Fact: there is no such thing as small, nationalised industry anymore – and the sooner that God-fearing, isolationist American citizens can grasp a hold of this concept, the sooner that Congress can spend time working to solve bigger and more sustainable issues surrounding the world’s crippled banking industry. In fact, HSBC officials were most likely thrilled that it was their clientele of all things that the American government chose to pick on, because said issue has been simply and languidly resolved with just a few dozen clicks. Now Congress feels as if they have somehow made a difference, and HSBC is able to start a new – and heavily publicised – chapter of apparent transparency that lovingly supports the American fight against terror; however, it’s probably safe to assume that HSBC has got more than a few skeletons in their closet that are astronomically more worrying than whether or not the institution indirectly oversees the transfer of ‘blood money.’

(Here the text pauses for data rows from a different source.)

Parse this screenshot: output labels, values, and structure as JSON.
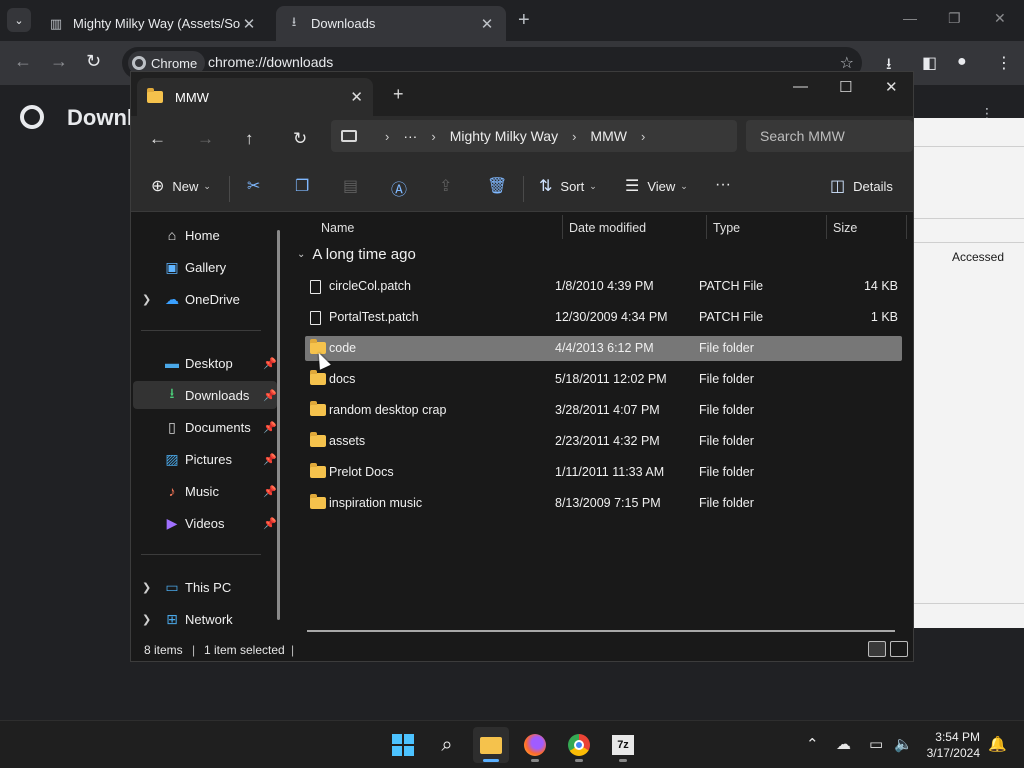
{
  "chrome": {
    "tabs": [
      {
        "title": "Mighty Milky Way (Assets/Sounds)",
        "icon": "github-icon"
      },
      {
        "title": "Downloads",
        "icon": "download-icon"
      }
    ],
    "omnibox": {
      "chip_label": "Chrome",
      "url": "chrome://downloads"
    },
    "page_title": "Downloads"
  },
  "background_window": {
    "column_label": "Accessed"
  },
  "explorer": {
    "tab_title": "MMW",
    "breadcrumb": {
      "ellipsis": "···",
      "items": [
        "Mighty Milky Way",
        "MMW"
      ]
    },
    "search_placeholder": "Search MMW",
    "commands": {
      "new": "New",
      "sort": "Sort",
      "view": "View",
      "more": "···",
      "details": "Details"
    },
    "nav": {
      "home": "Home",
      "gallery": "Gallery",
      "onedrive": "OneDrive",
      "desktop": "Desktop",
      "downloads": "Downloads",
      "documents": "Documents",
      "pictures": "Pictures",
      "music": "Music",
      "videos": "Videos",
      "thispc": "This PC",
      "network": "Network"
    },
    "columns": {
      "name": "Name",
      "date": "Date modified",
      "type": "Type",
      "size": "Size"
    },
    "group": "A long time ago",
    "files": [
      {
        "name": "circleCol.patch",
        "date": "1/8/2010 4:39 PM",
        "type": "PATCH File",
        "size": "14 KB",
        "kind": "file"
      },
      {
        "name": "PortalTest.patch",
        "date": "12/30/2009 4:34 PM",
        "type": "PATCH File",
        "size": "1 KB",
        "kind": "file"
      },
      {
        "name": "code",
        "date": "4/4/2013 6:12 PM",
        "type": "File folder",
        "size": "",
        "kind": "folder"
      },
      {
        "name": "docs",
        "date": "5/18/2011 12:02 PM",
        "type": "File folder",
        "size": "",
        "kind": "folder"
      },
      {
        "name": "random desktop crap",
        "date": "3/28/2011 4:07 PM",
        "type": "File folder",
        "size": "",
        "kind": "folder"
      },
      {
        "name": "assets",
        "date": "2/23/2011 4:32 PM",
        "type": "File folder",
        "size": "",
        "kind": "folder"
      },
      {
        "name": "Prelot Docs",
        "date": "1/11/2011 11:33 AM",
        "type": "File folder",
        "size": "",
        "kind": "folder"
      },
      {
        "name": "inspiration music",
        "date": "8/13/2009 7:15 PM",
        "type": "File folder",
        "size": "",
        "kind": "folder"
      }
    ],
    "status": {
      "count": "8 items",
      "selected": "1 item selected"
    }
  },
  "taskbar": {
    "time": "3:54 PM",
    "date": "3/17/2024",
    "apps": [
      "windows-start",
      "search",
      "file-explorer",
      "firefox",
      "chrome",
      "7zip"
    ],
    "sevenzip_label": "7z"
  }
}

Just because money once belonging to an anti-American politician ends up in HSBC’s American revenue does not mean that the bank directly funds terror. After all, HSBC employees have donated copious amounts of money to both the Romney and Obama campaigns – does this mean that Iran is secretly funding one candidate, whilst the Taliban is funding the other? No, because money changes hands, and there’s nothing that the American government can do about it. If Iranian officials were clever enough to use HSBC in order to tiptoe around US sanctions once, then getting dropped by the bank should pose only a minor inconvenience, as there are literally a handful of like-minded global institutions three doors down that will perform the exact same tasks. Meanwhile, if the American people are so concerned about just how much blood may be staining their money, perhaps they should take the time in order to contemplate just how many innocent civilians have been killed abroad on their tax dollar – or more locally, which bank is being used by their friendly neighbourhood sex offenders.
‘Bad’ people have bank accounts and spend their money just like ‘good’ people do – and, in turn, the banks who manage those people’s money are bound to invest it abroad. Could it indirectly fund terror? Not even the terrorists have any way of knowing, but US Senators can slap bankers on the wrist all they want and still never rid US soil of the anti-American money that allows it to prosper. At the end of the day, business is business – and foreign investors don’t care about the source of their capital nearly as much as they pretend to. After all, if time has proven anything, it is that no two dollars are invested in any one country, and banks do not deal in morals. As a result, rather than to continue wasting valuable time conducting McCarthy-esque witch hunts, perhaps angry US Senators would be better suited to adopt said mantra and focus their attention on more viable issues such as LIBOR reform.